#### Task data:
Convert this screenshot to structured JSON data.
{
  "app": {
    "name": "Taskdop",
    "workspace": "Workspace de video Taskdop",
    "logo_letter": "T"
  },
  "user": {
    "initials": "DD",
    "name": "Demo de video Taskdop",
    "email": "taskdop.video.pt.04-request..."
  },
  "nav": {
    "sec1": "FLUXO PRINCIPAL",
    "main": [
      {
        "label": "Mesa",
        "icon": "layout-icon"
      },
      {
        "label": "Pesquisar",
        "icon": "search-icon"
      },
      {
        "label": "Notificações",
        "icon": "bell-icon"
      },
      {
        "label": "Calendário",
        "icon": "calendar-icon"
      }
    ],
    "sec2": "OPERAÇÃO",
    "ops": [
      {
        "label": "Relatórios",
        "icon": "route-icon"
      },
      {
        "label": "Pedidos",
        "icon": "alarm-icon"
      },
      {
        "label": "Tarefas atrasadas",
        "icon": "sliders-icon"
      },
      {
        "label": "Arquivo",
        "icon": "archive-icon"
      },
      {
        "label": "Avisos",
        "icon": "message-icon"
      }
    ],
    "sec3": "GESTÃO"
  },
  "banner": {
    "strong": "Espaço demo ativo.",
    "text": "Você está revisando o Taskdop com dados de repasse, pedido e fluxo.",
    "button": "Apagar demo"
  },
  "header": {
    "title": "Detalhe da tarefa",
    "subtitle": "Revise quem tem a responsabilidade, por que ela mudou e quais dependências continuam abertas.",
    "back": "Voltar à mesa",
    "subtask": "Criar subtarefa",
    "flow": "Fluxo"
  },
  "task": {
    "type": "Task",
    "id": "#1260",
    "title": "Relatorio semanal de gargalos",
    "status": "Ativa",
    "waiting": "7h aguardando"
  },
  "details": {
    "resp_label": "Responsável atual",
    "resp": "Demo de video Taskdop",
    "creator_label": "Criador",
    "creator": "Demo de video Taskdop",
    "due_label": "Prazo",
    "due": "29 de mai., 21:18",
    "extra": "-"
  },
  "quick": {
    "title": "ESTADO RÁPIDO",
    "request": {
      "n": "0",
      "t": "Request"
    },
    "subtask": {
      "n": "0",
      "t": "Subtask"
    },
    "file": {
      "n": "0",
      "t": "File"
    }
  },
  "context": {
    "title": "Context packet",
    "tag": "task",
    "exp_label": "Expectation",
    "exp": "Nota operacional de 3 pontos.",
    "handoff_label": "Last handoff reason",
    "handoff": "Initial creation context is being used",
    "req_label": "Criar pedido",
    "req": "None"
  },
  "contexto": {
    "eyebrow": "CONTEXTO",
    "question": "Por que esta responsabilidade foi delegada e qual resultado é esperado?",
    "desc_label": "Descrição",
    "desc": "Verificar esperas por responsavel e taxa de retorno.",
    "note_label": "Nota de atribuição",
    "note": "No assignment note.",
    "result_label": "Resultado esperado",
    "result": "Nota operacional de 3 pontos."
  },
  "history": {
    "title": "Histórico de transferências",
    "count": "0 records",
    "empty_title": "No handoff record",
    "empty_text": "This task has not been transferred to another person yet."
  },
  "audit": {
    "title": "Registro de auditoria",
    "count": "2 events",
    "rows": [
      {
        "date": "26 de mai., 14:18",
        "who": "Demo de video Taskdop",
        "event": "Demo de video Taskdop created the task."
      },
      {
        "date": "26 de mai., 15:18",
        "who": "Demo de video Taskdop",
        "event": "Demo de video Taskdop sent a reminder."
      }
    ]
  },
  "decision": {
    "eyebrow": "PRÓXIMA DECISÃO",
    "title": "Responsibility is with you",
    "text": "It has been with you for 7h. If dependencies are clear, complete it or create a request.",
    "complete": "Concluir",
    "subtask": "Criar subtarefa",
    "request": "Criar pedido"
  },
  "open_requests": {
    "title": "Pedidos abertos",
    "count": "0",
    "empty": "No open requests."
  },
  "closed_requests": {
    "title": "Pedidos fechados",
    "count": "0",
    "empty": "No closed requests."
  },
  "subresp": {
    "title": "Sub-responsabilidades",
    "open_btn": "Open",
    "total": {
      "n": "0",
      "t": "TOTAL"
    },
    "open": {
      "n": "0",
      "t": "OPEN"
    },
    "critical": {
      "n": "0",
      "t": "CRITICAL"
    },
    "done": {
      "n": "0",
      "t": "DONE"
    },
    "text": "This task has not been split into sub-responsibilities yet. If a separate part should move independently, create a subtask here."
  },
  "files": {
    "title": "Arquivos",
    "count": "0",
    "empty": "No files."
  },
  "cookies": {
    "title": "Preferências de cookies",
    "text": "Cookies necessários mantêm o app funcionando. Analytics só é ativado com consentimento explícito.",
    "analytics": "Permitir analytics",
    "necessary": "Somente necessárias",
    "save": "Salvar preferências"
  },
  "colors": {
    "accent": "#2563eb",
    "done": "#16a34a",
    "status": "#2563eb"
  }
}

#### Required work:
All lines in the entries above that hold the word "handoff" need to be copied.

#### Output of the exercise:
    "handoff_label": "Last handoff reason",
    "handoff": "Initial creation context is being used",
    "empty_title": "No handoff record",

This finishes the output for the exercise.